The Glazers quickly dispelled rumors of a Cowher/Morris swap.  The Panthers refuse an extension for John Fox and he does not want to coach without one (cry me a river).  Black Monday was extremely quiet, with the only firings foregone conclusions.  If you'll recall, my very first post related to the reasons the Glazers went with Morris in the first place, specifically the low cost alternative while they rebuilt through the draft and prepared for the upcoming disaster known as 2011, or as we will detail after the jump, Football Armageddon.

Last year, owners voted unanimously to opt out of the labor contract.  That created an uncapped year in 2010.  Furthermore, we will most likely face a lockout in 2011.  I can not fathom how so many rich people can argue over how to divy up their very fat pie, and risk killing the goose that laid the golden egg.  Football is a public trust.  Owners leverage the irrational love that many cities feel for their football teams into one-sided stadium financing packages, then lobby Congress for additional antitrust exemptions and favorable tax treatments (even though I hate the Patriots I do have to respect Bob Kraft for building a stadium with his own money, but he is one of a few that did).  Now, on "Inside the NFL" Jerry Jones stated that a new system is needed because the current system is "broken".  Really?  Broken?  Really?  He said the current system wouldn't allow him to build the stadium he just built.  Um, what system were you working under when it was built THIS YEAR?  Did the NFL lose money?  Are owners filing bankruptcy due to lack of revenues?  In fact, when trying to sell us tickets, they tell us how the NFL has never been better.  I hate double talk. 

Look, I do not begrudge business people trying to make money.  I love capitalism as much as the next guy, and I understand that football is a business.  However, the problem is that football is not all business.  Stadium financing deals are funded by municipal bonds and tax revenues.  With the economic downturn decreasing tax revenue, many counties and states, like Hamilton County in Cincinnati are facing serious problems in the projections to pay off their new stadiums.  So, the answer from wealthy owners like Jerry Jones and Mike Brown is to cry poverty?  Surely, there is a common ground to be reached.  Surely, a middle ground that rewards the risks that owners face but also fairly compensates players for the long term damage they do to their bodies in service to the league and the public at large.  Fellas, let's get our rich heads together and find that middle ground.  Stop listening to owners that seek short term cash over long term viability and fairness. 

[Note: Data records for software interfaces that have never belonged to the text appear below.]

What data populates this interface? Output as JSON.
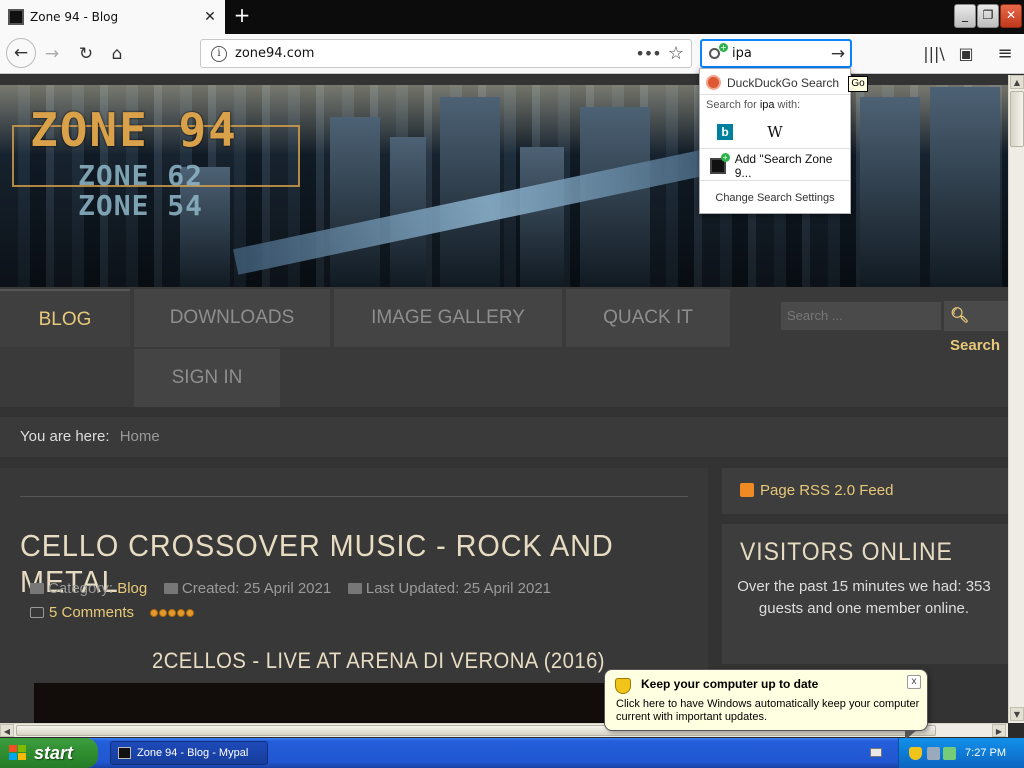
{
  "browser": {
    "tab_title": "Zone 94 - Blog",
    "tab_close": "✕",
    "new_tab": "+",
    "url": "zone94.com",
    "search_query": "ipa",
    "win_min": "_",
    "win_max": "❐",
    "win_close": "✕"
  },
  "icons": {
    "back": "back-arrow-icon",
    "forward": "forward-arrow-icon",
    "reload": "reload-icon",
    "home": "home-icon",
    "library": "library-icon",
    "sidebar": "sidebar-icon",
    "menu": "hamburger-menu-icon"
  },
  "search_dropdown": {
    "engine": "DuckDuckGo Search",
    "search_for_prefix": "Search for ",
    "search_for_term": "ipa",
    "search_for_suffix": " with:",
    "bing_label": "b",
    "wiki_label": "W",
    "add_engine": "Add \"Search Zone 9...",
    "change_settings": "Change Search Settings",
    "go_tooltip": "Go"
  },
  "site": {
    "logo_main": "ZONE 94",
    "logo_sub1": "ZONE 62",
    "logo_sub2": "ZONE 54",
    "menu": {
      "blog": "BLOG",
      "downloads": "DOWNLOADS",
      "gallery": "IMAGE GALLERY",
      "quack": "QUACK IT",
      "signin": "SIGN IN"
    },
    "search_placeholder": "Search ...",
    "search_button": "Search",
    "breadcrumb_label": "You are here:",
    "breadcrumb_home": "Home"
  },
  "article": {
    "title": "CELLO CROSSOVER MUSIC - ROCK AND METAL",
    "category_label": "Category:",
    "category_value": "Blog",
    "created": "Created: 25 April 2021",
    "updated": "Last Updated: 25 April 2021",
    "comments": "5 Comments",
    "rating": 5,
    "video_title": "2CELLOS - LIVE AT ARENA DI VERONA (2016)"
  },
  "sidebar": {
    "rss": "Page RSS 2.0 Feed",
    "visitors_title": "VISITORS ONLINE",
    "visitors_text": "Over the past 15 minutes we had: 353 guests and one member online."
  },
  "balloon": {
    "title": "Keep your computer up to date",
    "text": "Click here to have Windows automatically keep your computer current with important updates.",
    "close": "x"
  },
  "taskbar": {
    "start": "start",
    "task": "Zone 94 - Blog - Mypal",
    "clock": "7:27 PM"
  },
  "colors": {
    "accent_gold": "#e8c97a",
    "firefox_focus": "#0a84ff",
    "xp_start_green": "#2d8a2e",
    "xp_taskbar_blue": "#245edb"
  }
}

Unfortunately, I'm not sure that middle ground can be reached.  And, these owners may find a public that has moved on after a strike.  Seattle said goodbye to basketball and has embraced soccer.  Could that happen on a national level after a year without football.  Owners are bunkering in across the board.  John Fox, who has made the decision to make many players, like Julius Peppers, play without long term contracts, wants an extension and won't coach without one.  How does that hypocrisy taste, Mr. Fox?  Panthers ownership will not extend him or sign a new coach because they see an impending strike.  The Glazers are not making changes because they see an impending strike.  The Jaguars would like to fire Jack Del Rio, but a looming strike makes paying two coaches when games aren't played particularly unpalatable.  Wade Phillips will not be replaced, regardless of playoff performance, because he has one year left on his deal.  Across the board, owners are trying to limit their costs in 2011.  Of course, Dan Snyder does not count, because he's so rich, rich people think he has a lot of money.

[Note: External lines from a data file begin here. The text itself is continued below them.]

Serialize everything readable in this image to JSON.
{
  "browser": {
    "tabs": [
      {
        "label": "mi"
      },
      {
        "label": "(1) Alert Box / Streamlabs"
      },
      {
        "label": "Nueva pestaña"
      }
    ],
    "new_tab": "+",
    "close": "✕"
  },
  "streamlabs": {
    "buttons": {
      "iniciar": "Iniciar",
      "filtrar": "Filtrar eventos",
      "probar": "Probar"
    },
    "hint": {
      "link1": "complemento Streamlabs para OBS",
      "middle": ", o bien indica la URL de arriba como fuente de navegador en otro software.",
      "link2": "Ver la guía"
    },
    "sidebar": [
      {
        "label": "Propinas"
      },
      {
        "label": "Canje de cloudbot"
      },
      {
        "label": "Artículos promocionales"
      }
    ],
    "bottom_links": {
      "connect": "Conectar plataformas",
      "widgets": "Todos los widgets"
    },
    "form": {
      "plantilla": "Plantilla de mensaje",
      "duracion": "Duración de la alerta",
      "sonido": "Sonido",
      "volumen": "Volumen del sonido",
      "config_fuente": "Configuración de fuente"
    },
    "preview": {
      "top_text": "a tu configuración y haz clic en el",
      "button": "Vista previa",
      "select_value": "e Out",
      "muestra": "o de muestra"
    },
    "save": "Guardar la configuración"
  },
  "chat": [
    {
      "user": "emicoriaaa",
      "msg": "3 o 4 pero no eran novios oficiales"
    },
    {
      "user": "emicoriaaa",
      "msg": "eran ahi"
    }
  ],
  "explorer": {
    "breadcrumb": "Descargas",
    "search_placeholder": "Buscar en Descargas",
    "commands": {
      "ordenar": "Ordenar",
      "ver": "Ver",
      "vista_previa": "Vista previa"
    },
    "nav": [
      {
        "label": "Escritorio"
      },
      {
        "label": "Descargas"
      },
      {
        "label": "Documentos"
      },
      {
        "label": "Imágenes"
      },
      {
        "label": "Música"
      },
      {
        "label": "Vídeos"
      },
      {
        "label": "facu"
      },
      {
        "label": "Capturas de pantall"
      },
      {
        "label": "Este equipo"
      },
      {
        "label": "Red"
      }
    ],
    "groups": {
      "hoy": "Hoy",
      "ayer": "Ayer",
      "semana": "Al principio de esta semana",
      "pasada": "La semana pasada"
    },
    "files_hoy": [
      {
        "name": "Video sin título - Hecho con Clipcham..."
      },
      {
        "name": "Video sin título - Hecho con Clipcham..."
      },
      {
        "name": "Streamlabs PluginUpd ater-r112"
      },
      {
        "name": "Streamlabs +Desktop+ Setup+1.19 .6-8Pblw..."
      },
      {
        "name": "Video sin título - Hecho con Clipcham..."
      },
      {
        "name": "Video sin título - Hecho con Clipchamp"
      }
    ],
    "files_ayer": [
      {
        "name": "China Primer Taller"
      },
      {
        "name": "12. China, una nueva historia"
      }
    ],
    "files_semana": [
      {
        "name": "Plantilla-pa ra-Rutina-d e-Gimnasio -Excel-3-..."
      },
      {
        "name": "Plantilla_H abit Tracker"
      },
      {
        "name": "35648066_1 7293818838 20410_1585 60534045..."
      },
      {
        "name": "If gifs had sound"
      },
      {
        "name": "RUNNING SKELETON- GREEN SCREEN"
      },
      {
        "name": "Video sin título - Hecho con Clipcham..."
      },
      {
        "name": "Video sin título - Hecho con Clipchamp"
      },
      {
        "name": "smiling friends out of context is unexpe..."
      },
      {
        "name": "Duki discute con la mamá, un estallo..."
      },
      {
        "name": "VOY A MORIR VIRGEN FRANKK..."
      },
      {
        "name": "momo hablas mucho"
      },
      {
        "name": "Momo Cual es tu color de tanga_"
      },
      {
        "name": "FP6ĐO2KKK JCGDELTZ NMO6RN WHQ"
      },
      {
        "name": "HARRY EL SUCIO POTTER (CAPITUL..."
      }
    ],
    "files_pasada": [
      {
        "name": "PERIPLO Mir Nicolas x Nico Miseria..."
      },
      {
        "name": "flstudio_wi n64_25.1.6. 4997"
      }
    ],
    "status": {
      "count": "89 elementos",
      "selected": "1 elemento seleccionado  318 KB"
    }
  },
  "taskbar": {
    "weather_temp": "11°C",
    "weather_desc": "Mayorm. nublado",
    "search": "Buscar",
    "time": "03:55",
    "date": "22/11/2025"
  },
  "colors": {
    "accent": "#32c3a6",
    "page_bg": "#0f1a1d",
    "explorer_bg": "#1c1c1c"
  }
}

Is this article a little negative?  Yes.  However, I love football, but, as Greg Easterbrook is fond of saying, there is no law that says it will stay popular.  I'd hate to see it go through a needless strike when everyone involved with it is making lots of money.  At any rate, Raheem will stay for at least another year, and he has Football Armageddon to thank for that.